Posts Tagged ‘mysticalindia2010’

From India to America: Notable Firsts

Thursday, May 20th, 2010
A Sikh boy gazes outwards with curiosity in Amritsar, India.  Photograph by Murray Stanford

A Sikh boy gazes outwards with curiosity in Amritsar, India. Photo: Murray Stanford

As the second most populous country on the planet, with over 1.18 billion people, India has had a tremendous influence worldwide. Geographically, it is ranked the seventh largest country while boasting the eleventh largest economy in the world. What you may not know is that India’s economy is making great strides—it is now  growing faster than any other in the world. By some estimates, India’s gross domestic product will quadruple by 2020 and even surpass the United States’ by 2050.

Here in the United States, we have seen Indian Americans make great strides with five notable firsts that deserve to be mentioned.

  • Dalip Singh Saund became the first person of Asian descent to join the United States Congress in 1956.
  • Subrahmanyan Chandrasekhar was an Indian born American astrophysicist who won the Nobel Prize in Physics in 1983 with William Alfred Fowler for their work in the theoretical structure and evolution of stars.
  • Dr. Kalpana C. Chawla was the first Indian American woman to fly into space.
  • Mohini Bhardwaj is the first Indian American Olympic medalist. She won the silver medal with the US gymnastics team at the Athens Olympic Games in 2004.
  • And maybe you thought Doogie Howser, M.D. was complete fiction, but Balamurali Ambati, M.D. (born July 29, 1977) was the youngest person ever, according to Guinness Book of Records, to become a doctor. Ambati graduated from New York University at the age of 13 and Mount Sinai School of Medicine at age 17, becoming the world’s youngest doctor in 1995.

You can learn more about Indian Americans on Homespun: The Smithsonian Indian American Heritage Project and read personal experiences on their blogs —The Indian American Story and Bookdragon.

Have you been to India? Share your story.

Never been to India?

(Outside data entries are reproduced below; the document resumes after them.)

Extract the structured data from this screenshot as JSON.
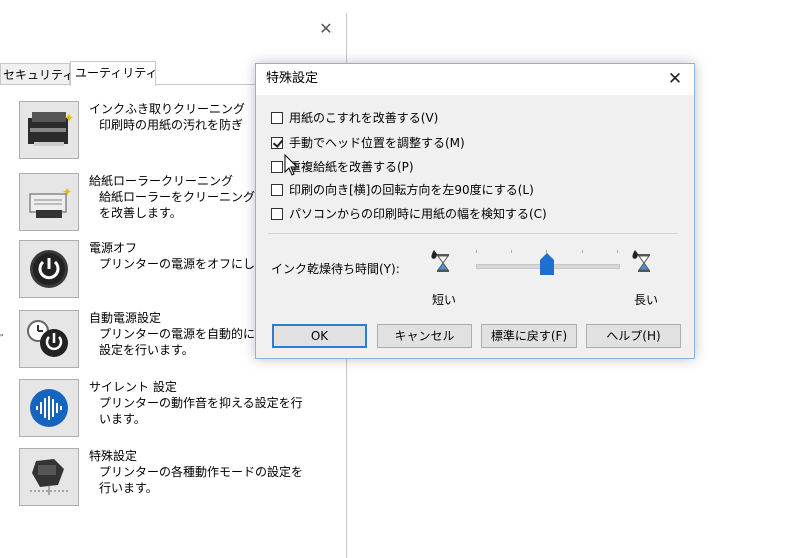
{
  "bg_window": {
    "tabs": {
      "security": "セキュリティ",
      "utility": "ユーティリティ"
    },
    "items": [
      {
        "title": "インクふき取りクリーニング",
        "desc": "印刷時の用紙の汚れを防ぎ",
        "icon": "printer-cleaning-icon"
      },
      {
        "title": "給紙ローラークリーニング",
        "desc": "給紙ローラーをクリーニングし\nを改善します。",
        "icon": "feed-roller-icon"
      },
      {
        "title": "電源オフ",
        "desc": "プリンターの電源をオフにしま",
        "icon": "power-icon"
      },
      {
        "title": "自動電源設定",
        "desc": "プリンターの電源を自動的に\n設定を行います。",
        "icon": "auto-power-icon"
      },
      {
        "title": "サイレント 設定",
        "desc": "プリンターの動作音を抑える設定を行\nいます。",
        "icon": "silent-mode-icon"
      },
      {
        "title": "特殊設定",
        "desc": "プリンターの各種動作モードの設定を\n行います。",
        "icon": "special-settings-icon"
      }
    ],
    "side_glyph": "ﾞ"
  },
  "dialog": {
    "title": "特殊設定",
    "options": [
      {
        "label": "用紙のこすれを改善する(V)",
        "checked": false
      },
      {
        "label": "手動でヘッド位置を調整する(M)",
        "checked": true
      },
      {
        "label": "重複給紙を改善する(P)",
        "checked": false
      },
      {
        "label": "印刷の向き[横]の回転方向を左90度にする(L)",
        "checked": false
      },
      {
        "label": "パソコンからの印刷時に用紙の幅を検知する(C)",
        "checked": false
      }
    ],
    "ink_dry": {
      "label": "インク乾燥待ち時間(Y):",
      "short_label": "短い",
      "long_label": "長い",
      "level_fraction": 0.5
    },
    "buttons": {
      "ok": "OK",
      "cancel": "キャンセル",
      "reset": "標準に戻す(F)",
      "help": "ヘルプ(H)"
    }
  },
  "colors": {
    "accent": "#2f7bd0",
    "slider_thumb": "#1f6fd1",
    "dialog_bg": "#f0f0f0"
  }
}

That’s okay, you can go on our Mystical India tour!

Photo: Romance in India

Thursday, February 11th, 2010
Romance Blooms in Agra at the Taj Mahal

Romance Blooms in Agra at the Taj Mahal

There are some love stories that have become legendary. Romeo and Juliet, Lancelot and Guinevere, and Scarlett O’hara and Rhett Butler to name a few. Then there are love stories that are actually true, like the love between The Mughal Emperor Shah Jahan and his wife Mumtaz of India. While we may not have their names on the tips of our toungues, their symbol of love is a lasting icon:

The Taj Mahal.

The Emperor created the architectural treasure after his wife passed away when giving birth to his 14th child. Not only were the Mughals wealthy, they were incredibly supportive of the arts - including architecture, gourmet foods, and music. In the mid-17th century, the Emperor built the symmetrical memorial out of white Makran marble, placing his wife’s grave at the center.

While this may have perfected the symmetry of the Taj Mahal, it wasn’t the end of the story. Shah Jahan was overthrown by his zealous and fanatical son Aurangzeb, held under house arrest, and later buried alongside his long departed wife – which technically throws off the symmetry of the building, but doesn’t mar its beauty in the eyes of visitors who flock to it each year.

What was the most romantic thing you’ve done for someone you love?

Take your love to the Taj Mahal on Mystical India, a Smithsonian Journeys Signature Tour.